Your assignment :: This task calls for printing every entry exactly.

Items from an interface collection ::

------------

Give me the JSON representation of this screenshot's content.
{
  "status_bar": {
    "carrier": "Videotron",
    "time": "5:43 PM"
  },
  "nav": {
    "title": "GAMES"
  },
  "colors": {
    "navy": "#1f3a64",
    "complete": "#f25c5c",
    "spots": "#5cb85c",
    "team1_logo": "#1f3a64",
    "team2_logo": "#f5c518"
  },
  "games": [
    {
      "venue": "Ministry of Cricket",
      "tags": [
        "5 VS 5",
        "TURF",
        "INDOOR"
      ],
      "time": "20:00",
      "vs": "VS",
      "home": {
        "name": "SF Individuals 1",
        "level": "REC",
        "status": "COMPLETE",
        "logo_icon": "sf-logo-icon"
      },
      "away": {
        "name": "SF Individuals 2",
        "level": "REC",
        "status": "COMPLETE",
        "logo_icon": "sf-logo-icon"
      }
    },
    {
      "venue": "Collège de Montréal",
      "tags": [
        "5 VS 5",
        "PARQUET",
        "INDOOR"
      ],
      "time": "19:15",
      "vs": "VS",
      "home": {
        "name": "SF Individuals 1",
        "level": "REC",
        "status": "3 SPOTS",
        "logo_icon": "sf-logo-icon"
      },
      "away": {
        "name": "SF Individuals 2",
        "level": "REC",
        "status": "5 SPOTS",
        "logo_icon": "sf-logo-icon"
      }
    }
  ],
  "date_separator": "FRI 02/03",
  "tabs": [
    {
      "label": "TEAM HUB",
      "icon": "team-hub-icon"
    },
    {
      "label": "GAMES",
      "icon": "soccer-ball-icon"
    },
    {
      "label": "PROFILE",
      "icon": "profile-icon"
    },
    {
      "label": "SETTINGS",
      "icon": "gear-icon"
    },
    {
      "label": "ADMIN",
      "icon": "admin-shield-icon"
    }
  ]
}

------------

Exercise output ::
Give me the JSON representation of this screenshot's content.
{
  "status_bar": {
    "carrier": "Videotron",
    "time": "5:43 PM"
  },
  "nav": {
    "title": "GAMES"
  },
  "colors": {
    "navy": "#1f3a64",
    "complete": "#f25c5c",
    "spots": "#5cb85c",
    "team1_logo": "#1f3a64",
    "team2_logo": "#f5c518"
  },
  "games": [
    {
      "venue": "Ministry of Cricket",
      "tags": [
        "5 VS 5",
        "TURF",
        "INDOOR"
      ],
      "time": "20:00",
      "vs": "VS",
      "home": {
        "name": "SF Individuals 1",
        "level": "REC",
        "status": "COMPLETE",
        "logo_icon": "sf-logo-icon"
      },
      "away": {
        "name": "SF Individuals 2",
        "level": "REC",
        "status": "COMPLETE",
        "logo_icon": "sf-logo-icon"
      }
    },
    {
      "venue": "Collège de Montréal",
      "tags": [
        "5 VS 5",
        "PARQUET",
        "INDOOR"
      ],
      "time": "19:15",
      "vs": "VS",
      "home": {
        "name": "SF Individuals 1",
        "level": "REC",
        "status": "3 SPOTS",
        "logo_icon": "sf-logo-icon"
      },
      "away": {
        "name": "SF Individuals 2",
        "level": "REC",
        "status": "5 SPOTS",
        "logo_icon": "sf-logo-icon"
      }
    }
  ],
  "date_separator": "FRI 02/03",
  "tabs": [
    {
      "label": "TEAM HUB",
      "icon": "team-hub-icon"
    },
    {
      "label": "GAMES",
      "icon": "soccer-ball-icon"
    },
    {
      "label": "PROFILE",
      "icon": "profile-icon"
    },
    {
      "label": "SETTINGS",
      "icon": "gear-icon"
    },
    {
      "label": "ADMIN",
      "icon": "admin-shield-icon"
    }
  ]
}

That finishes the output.